Apple’s popular tablet product, the iPad, might no longer be called by its common moniker in China: The company recently lost a lawsuit to trademark the product’s name in that country.
Apple was handed the lawsuit by Taiwanese company Proview Technology, Inc. The company had trademarked the term iPad in 2000 for a failed product, called I-PAD, in regions of Europe, South Korea, China and several other Asian countries.
“It is arrogant of Apple to just ignore our rights and go ahead selling the iPad in this market, and we will oppose that,” Proview chairman Yang Rongshan said in an interview with the Financial Times.
The company is currently $64 million in debt, and some of Proview’s top assets are its trademarks, said Yang. Proview sued Apple for $1.6 billion in October.

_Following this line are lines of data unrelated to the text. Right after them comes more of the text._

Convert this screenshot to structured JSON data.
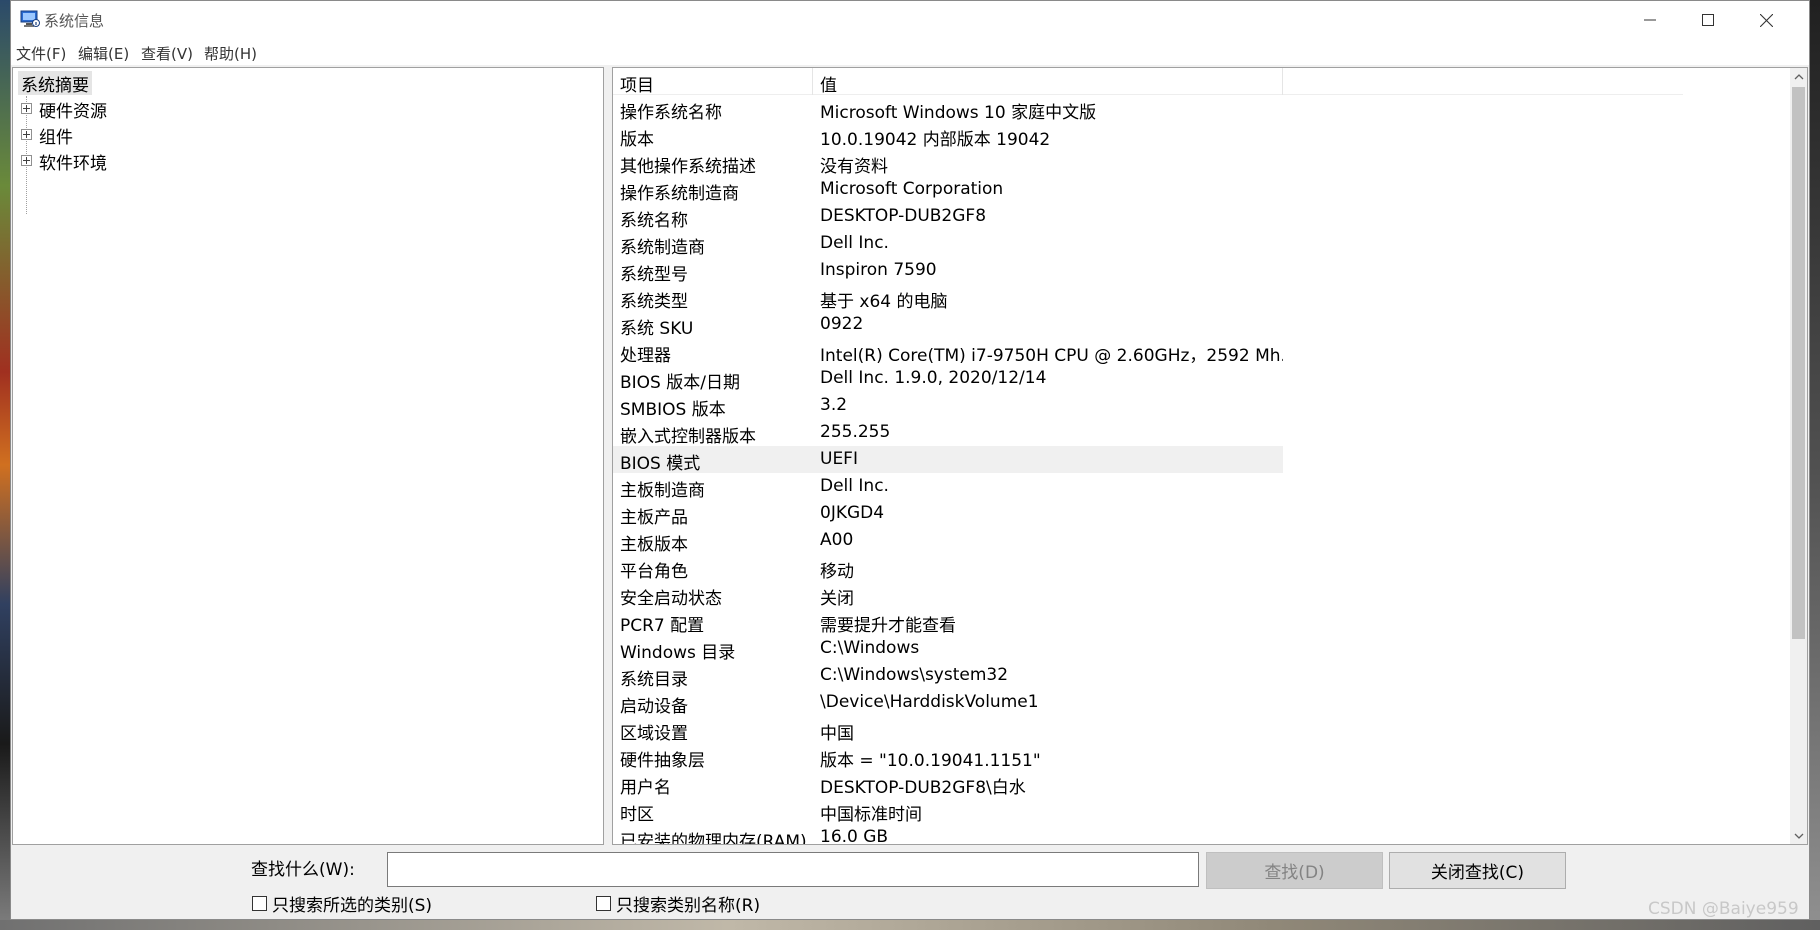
{
  "window": {
    "title": "系统信息",
    "controls": {
      "minimize": "minimize-icon",
      "maximize": "maximize-icon",
      "close": "close-icon"
    }
  },
  "menu": [
    {
      "label": "文件(F)"
    },
    {
      "label": "编辑(E)"
    },
    {
      "label": "查看(V)"
    },
    {
      "label": "帮助(H)"
    }
  ],
  "tree": {
    "root": "系统摘要",
    "children": [
      {
        "label": "硬件资源"
      },
      {
        "label": "组件"
      },
      {
        "label": "软件环境"
      }
    ]
  },
  "details": {
    "columns": {
      "key": "项目",
      "value": "值"
    },
    "selected_index": 13,
    "rows": [
      {
        "key": "操作系统名称",
        "value": "Microsoft Windows 10 家庭中文版"
      },
      {
        "key": "版本",
        "value": "10.0.19042 内部版本 19042"
      },
      {
        "key": "其他操作系统描述",
        "value": "没有资料"
      },
      {
        "key": "操作系统制造商",
        "value": "Microsoft Corporation"
      },
      {
        "key": "系统名称",
        "value": "DESKTOP-DUB2GF8"
      },
      {
        "key": "系统制造商",
        "value": "Dell Inc."
      },
      {
        "key": "系统型号",
        "value": "Inspiron 7590"
      },
      {
        "key": "系统类型",
        "value": "基于 x64 的电脑"
      },
      {
        "key": "系统 SKU",
        "value": "0922"
      },
      {
        "key": "处理器",
        "value": "Intel(R) Core(TM) i7-9750H CPU @ 2.60GHz，2592 Mh..."
      },
      {
        "key": "BIOS 版本/日期",
        "value": "Dell Inc. 1.9.0, 2020/12/14"
      },
      {
        "key": "SMBIOS 版本",
        "value": "3.2"
      },
      {
        "key": "嵌入式控制器版本",
        "value": "255.255"
      },
      {
        "key": "BIOS 模式",
        "value": "UEFI"
      },
      {
        "key": "主板制造商",
        "value": "Dell Inc."
      },
      {
        "key": "主板产品",
        "value": "0JKGD4"
      },
      {
        "key": "主板版本",
        "value": "A00"
      },
      {
        "key": "平台角色",
        "value": "移动"
      },
      {
        "key": "安全启动状态",
        "value": "关闭"
      },
      {
        "key": "PCR7 配置",
        "value": "需要提升才能查看"
      },
      {
        "key": "Windows 目录",
        "value": "C:\\Windows"
      },
      {
        "key": "系统目录",
        "value": "C:\\Windows\\system32"
      },
      {
        "key": "启动设备",
        "value": "\\Device\\HarddiskVolume1"
      },
      {
        "key": "区域设置",
        "value": "中国"
      },
      {
        "key": "硬件抽象层",
        "value": "版本 = \"10.0.19041.1151\""
      },
      {
        "key": "用户名",
        "value": "DESKTOP-DUB2GF8\\白水"
      },
      {
        "key": "时区",
        "value": "中国标准时间"
      },
      {
        "key": "已安装的物理内存(RAM)",
        "value": "16.0 GB"
      }
    ]
  },
  "find": {
    "label": "查找什么(W):",
    "input_value": "",
    "find_button": "查找(D)",
    "close_button": "关闭查找(C)",
    "checkbox_selected_category": "只搜索所选的类别(S)",
    "checkbox_category_names": "只搜索类别名称(R)"
  },
  "watermark": "CSDN @Baiye959"
}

While Apple bought the trademark’s European rights from Proview approximately one year ago, the Chinese trademark was not included in the deal.
This latest suit bore a resemblance to a previous dispute involving Canadian company Comwave Telecom, Inc. Comwave held an iPhone trademark in its home country before Apple’s launch of its famous smartphone. The matter was resolved after an eight month battle between the companies, with Comwave agreeing to phase out its use of the iPhone name.